  • 28th August 2015
  • Stories
  • // Display comment count + link

The extension by 5 years of Namosi Joint Venture Company’s (NJVC) special prospecting licence by government against the will of the landowners is tantamount to usurpation of their proprietory rights, supposedly guaranteed under the 2013 constitution.

Namosi_Over many years, the landowners have made it abundantly clear that they value the preservation of their land in its pristine state and do not wish it to be mined by foreigners whose only concern is the commercial gain they can extract from it.

Despite such strong landowner sentiments, the Minister for Lands states that due diligence was carried out before the licence was extended.

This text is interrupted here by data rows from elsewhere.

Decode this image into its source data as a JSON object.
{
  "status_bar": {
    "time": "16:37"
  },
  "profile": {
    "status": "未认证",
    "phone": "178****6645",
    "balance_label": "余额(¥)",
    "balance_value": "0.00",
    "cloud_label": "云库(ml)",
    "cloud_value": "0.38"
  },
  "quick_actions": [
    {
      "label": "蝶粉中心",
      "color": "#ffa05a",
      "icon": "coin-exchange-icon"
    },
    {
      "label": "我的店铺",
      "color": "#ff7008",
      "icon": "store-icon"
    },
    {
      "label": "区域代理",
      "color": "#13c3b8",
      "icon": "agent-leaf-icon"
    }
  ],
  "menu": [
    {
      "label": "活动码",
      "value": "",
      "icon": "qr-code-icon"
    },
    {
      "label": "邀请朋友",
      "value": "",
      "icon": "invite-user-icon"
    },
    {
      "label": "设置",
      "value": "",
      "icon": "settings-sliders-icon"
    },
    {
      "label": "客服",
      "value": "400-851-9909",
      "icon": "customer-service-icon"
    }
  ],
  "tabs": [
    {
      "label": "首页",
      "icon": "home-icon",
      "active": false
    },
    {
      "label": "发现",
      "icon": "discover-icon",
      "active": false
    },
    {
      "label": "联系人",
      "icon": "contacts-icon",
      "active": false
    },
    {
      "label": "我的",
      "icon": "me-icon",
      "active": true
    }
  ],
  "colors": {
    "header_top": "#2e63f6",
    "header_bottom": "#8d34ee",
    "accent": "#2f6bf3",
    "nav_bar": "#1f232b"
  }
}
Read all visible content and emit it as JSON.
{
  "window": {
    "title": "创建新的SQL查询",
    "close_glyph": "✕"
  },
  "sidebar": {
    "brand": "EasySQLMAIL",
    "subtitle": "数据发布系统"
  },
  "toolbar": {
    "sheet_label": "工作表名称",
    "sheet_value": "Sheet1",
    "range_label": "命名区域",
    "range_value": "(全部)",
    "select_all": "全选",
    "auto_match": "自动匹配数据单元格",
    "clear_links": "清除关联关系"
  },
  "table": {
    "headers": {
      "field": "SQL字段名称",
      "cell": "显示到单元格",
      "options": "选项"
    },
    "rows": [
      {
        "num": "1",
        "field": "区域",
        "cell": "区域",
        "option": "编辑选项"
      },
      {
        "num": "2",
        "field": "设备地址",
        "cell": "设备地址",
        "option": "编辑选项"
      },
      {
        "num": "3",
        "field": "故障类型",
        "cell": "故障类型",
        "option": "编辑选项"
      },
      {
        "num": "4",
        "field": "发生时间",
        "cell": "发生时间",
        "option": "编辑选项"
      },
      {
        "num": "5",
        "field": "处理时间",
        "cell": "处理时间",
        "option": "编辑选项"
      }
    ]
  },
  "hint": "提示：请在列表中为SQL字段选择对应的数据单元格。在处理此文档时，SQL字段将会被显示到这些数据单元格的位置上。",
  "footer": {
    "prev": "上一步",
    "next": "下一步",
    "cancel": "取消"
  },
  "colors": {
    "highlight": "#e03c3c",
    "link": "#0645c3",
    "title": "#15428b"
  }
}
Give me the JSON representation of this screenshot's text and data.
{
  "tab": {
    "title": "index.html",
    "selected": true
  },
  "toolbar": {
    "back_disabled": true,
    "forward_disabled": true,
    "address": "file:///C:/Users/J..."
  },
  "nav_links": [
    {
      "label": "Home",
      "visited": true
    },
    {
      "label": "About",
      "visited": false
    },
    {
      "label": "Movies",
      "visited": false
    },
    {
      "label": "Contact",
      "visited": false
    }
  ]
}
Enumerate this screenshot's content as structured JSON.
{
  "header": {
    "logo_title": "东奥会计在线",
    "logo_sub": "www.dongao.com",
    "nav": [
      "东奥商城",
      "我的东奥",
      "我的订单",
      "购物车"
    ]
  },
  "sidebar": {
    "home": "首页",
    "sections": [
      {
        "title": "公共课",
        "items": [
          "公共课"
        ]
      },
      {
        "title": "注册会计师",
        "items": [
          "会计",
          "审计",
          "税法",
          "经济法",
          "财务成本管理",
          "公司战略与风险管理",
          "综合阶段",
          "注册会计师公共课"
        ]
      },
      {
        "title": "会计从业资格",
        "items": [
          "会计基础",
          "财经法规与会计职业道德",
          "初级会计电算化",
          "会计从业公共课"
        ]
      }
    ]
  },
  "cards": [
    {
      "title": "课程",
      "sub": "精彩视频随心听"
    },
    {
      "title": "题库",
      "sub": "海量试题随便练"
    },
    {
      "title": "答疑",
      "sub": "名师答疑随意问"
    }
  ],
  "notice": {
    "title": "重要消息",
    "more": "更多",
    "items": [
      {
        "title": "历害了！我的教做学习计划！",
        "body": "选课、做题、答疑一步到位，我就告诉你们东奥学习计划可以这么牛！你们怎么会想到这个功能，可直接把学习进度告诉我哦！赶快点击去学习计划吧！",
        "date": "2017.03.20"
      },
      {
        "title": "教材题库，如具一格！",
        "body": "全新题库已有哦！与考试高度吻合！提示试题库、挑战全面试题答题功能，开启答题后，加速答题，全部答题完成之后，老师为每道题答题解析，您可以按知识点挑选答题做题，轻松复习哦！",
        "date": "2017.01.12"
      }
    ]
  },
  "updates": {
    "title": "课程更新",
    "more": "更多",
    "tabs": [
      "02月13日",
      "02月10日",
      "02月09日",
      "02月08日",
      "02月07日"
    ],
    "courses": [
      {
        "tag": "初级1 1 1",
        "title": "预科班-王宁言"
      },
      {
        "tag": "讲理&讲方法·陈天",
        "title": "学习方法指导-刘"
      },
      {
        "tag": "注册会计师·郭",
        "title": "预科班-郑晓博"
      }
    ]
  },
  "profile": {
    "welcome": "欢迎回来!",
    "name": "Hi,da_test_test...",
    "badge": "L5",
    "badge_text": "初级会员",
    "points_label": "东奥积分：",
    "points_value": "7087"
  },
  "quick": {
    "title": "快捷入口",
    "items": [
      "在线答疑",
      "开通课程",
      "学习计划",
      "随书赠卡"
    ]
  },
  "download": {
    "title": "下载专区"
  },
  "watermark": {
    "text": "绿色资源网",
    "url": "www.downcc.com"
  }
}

We ask: Due diligence for what? The landowners have made their point. They want NJVC out of their land and that’s all that matters. Why are they being forced to put up with the status quo for another 5 years?

Landowners’ representative Ms Ana Vulakoto has put the sentiments of her people succinctly in the Fiji Times of August 28. She says:

“Our people have been living with the impact of prospective mining companies in our land for over 40 years. Our daily experience has taught us that the land of our forefathers is what that gives us life, not mining. The forest, the soil, the waterways, the air we breathe, provide for our people every day.

“All we are asking Government for is not to stress our environment. We have reached a stage we have become tired, disillusioned and frustrated with its plans to destroy our land.”

A stronger statement could not have been made.

We have not forgotten the Bauxite mining saga in the province of Bua where landowners were taken for a ride by a foreign company which extracted ship loads of raw earth and sent it to China, leaving behind gaping holes on their land which may never be restored to its original state. This venture too was actively backed, supported and protected by the Bainimarama regime.

But just a few months ago, we were told the earth is needed no more as the demand for bauxite had disappeared because of the slow-down of the Chinese economy. The financial return to the landowners from this despicable degradation of their land was a mere pittance!

The people of Namosi may be apprehensive of a similar fate befalling them unless they stand firm on the issue.

All who genuinely love Fiji and its virtually unspoilt environmental beauty must support the landowners of Namosi.